Protesting students sent away from Chinese universities

Chinese students along with others demonstrated against the Chinese government’s corona policy. Universities are sending them home in the hope of stifling the protests.

Students in Leeds demonstrate their solidarity with Chinese protests. (Photo: @ZhouFengSuo | Twitter)

Universities in Beijing and Guangdong have sent students home after a weekend of demonstrations, sometimes days away from travel. The official reason is to protect them from covid, but the measure may also dampen protests, notes US media channel PBS. ‘Chinese leaders are wary of universities, where a lot of activism took place, such as during the Tiananmen Square protests.’

In news reports on the demonstrations in China against the president and his coronavirus policy a lot of international media attention is being paid to the 1989 student protest. The current protests are probably the biggest since that year.

The student protest at that time took place at Tiananmen Square. A particularly famous photo shows how one student blocked a procession of tanks. That protest resulted in a bloody crackdown and it is forbidden in China to mention it or commemorate it.

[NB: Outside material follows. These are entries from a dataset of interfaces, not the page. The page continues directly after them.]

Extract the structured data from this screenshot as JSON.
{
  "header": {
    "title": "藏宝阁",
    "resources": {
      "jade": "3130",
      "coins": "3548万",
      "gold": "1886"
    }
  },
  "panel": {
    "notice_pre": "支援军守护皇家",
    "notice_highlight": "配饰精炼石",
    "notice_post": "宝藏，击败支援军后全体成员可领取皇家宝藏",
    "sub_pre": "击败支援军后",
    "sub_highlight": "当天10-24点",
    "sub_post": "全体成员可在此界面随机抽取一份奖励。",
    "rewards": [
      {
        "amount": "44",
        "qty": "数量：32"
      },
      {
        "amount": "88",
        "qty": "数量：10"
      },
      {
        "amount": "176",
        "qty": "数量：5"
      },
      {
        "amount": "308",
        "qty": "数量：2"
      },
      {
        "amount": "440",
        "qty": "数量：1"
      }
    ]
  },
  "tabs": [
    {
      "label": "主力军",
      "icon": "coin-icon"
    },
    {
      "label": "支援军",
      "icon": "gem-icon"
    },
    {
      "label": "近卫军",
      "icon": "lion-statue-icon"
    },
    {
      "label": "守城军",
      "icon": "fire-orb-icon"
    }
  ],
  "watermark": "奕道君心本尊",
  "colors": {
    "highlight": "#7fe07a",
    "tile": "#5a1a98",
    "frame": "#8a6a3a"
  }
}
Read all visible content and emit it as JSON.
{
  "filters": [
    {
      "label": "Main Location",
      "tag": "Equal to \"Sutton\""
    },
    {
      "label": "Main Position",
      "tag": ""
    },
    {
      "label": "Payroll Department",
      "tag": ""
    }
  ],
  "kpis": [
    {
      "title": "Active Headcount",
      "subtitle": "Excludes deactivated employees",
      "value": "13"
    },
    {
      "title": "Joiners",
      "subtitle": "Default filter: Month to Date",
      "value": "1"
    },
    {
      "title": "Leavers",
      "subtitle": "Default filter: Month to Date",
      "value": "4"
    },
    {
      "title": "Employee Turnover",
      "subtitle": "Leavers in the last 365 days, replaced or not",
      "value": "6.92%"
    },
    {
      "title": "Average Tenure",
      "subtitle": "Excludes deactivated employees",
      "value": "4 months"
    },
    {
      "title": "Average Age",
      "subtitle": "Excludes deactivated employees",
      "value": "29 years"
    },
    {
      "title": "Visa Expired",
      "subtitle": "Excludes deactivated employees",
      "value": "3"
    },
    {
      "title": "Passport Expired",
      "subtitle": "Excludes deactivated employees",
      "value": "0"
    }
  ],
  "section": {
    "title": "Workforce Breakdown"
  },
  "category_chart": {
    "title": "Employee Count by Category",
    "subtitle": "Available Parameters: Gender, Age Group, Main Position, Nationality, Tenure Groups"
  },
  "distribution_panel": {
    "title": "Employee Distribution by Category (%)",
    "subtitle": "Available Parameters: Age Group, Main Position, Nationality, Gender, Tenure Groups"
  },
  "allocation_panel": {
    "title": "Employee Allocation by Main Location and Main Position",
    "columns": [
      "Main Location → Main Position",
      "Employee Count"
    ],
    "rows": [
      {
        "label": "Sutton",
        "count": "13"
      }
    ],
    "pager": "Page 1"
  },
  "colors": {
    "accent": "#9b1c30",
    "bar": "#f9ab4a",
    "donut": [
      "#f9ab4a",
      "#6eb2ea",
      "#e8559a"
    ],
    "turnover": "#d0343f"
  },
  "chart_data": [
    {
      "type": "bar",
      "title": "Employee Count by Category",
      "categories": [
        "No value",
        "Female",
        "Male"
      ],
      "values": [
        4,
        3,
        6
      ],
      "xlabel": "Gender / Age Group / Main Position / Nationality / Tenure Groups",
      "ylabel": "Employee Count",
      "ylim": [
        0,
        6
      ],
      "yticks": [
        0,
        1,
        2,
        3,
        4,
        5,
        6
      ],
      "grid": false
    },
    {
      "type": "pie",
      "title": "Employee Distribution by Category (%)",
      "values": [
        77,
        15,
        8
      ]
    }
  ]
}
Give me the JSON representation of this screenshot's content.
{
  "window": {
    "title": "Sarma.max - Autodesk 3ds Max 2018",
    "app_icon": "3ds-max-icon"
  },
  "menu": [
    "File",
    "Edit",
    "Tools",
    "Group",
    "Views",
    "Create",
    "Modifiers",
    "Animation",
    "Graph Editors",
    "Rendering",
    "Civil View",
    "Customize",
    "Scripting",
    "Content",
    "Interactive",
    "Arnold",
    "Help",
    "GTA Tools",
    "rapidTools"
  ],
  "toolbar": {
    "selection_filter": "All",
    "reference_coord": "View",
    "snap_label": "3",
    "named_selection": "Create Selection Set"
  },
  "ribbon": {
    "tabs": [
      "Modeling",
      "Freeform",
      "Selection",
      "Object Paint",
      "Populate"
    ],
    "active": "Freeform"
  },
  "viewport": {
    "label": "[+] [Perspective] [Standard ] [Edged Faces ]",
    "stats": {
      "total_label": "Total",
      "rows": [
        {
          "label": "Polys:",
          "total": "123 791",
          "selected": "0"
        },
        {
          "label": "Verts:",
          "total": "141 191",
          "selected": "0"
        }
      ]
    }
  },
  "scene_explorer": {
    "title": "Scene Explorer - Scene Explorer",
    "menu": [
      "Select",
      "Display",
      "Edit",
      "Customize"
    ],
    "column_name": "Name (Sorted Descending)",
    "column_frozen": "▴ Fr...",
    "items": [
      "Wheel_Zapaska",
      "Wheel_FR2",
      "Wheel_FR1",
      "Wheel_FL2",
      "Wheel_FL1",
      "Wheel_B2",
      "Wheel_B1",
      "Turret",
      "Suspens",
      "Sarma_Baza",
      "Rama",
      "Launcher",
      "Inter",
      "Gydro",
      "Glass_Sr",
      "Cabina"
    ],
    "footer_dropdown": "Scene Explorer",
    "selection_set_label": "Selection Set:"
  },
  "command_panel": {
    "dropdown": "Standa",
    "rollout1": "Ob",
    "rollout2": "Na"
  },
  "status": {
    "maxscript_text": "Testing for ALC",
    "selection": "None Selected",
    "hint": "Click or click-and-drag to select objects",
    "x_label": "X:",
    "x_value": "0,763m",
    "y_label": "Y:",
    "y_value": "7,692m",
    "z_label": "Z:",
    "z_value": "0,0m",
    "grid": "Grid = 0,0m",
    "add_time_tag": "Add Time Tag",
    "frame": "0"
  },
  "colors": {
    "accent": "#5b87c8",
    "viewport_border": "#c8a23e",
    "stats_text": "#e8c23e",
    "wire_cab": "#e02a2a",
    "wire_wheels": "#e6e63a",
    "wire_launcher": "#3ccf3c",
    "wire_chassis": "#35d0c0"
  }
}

The major protests in recent days ensued from a fire in an apartment building in which ten residents died. The demonstrators believe that the residents were unable to escape because of the coronavirus restrictions.

Many cities have been subjected to lockdowns lasting many months. In addition, local officials sometimes take even tougher measures on their own initiative, probably to avoid being held accountable for an outbreak.

That is the case on university campuses and even the government seems to consider this a problem. If the campus is not regarded as a big coronavirus risk, the policy conducted by the officials must not go too far, the Chinese government has announced.

But the demonstrators want even more freedom, chanting that Chinese president Xi Jinping should resign, according to Al Jazeera. Such statements are unprecedented.

White paper
The symbol of the protests is a sheet of white paper, illustrating that the demonstrators are not allowed to say anything. Freedom of speech is banned in China. The censorship is so extreme that even the names of cities where demonstrators have taken to the streets, such as Shanghai, may not be mentioned at present on Chinese social media.

To stifle protests, universities are sending students home, says the American news agency Associated Press. After all, if students are no longer on the campus, they cannot gather together.

The protests are reminiscent of those in Iran, where many students have been rebelling for months against the totalitarian regime, with the motto ‘Woman, life, freedom’. The trigger for that was the death of a young woman who was arrested by the morality police. Many famous Iranians have expressed their support, including the captain of the Iranian football team at the World Cup in Qatar.

HOP, Bas Belleman | Translation: Taalcentrum-VU

HOP Hoger Onderwijs Persbureau

Do you have a question or comment about this article?

Comments are closed.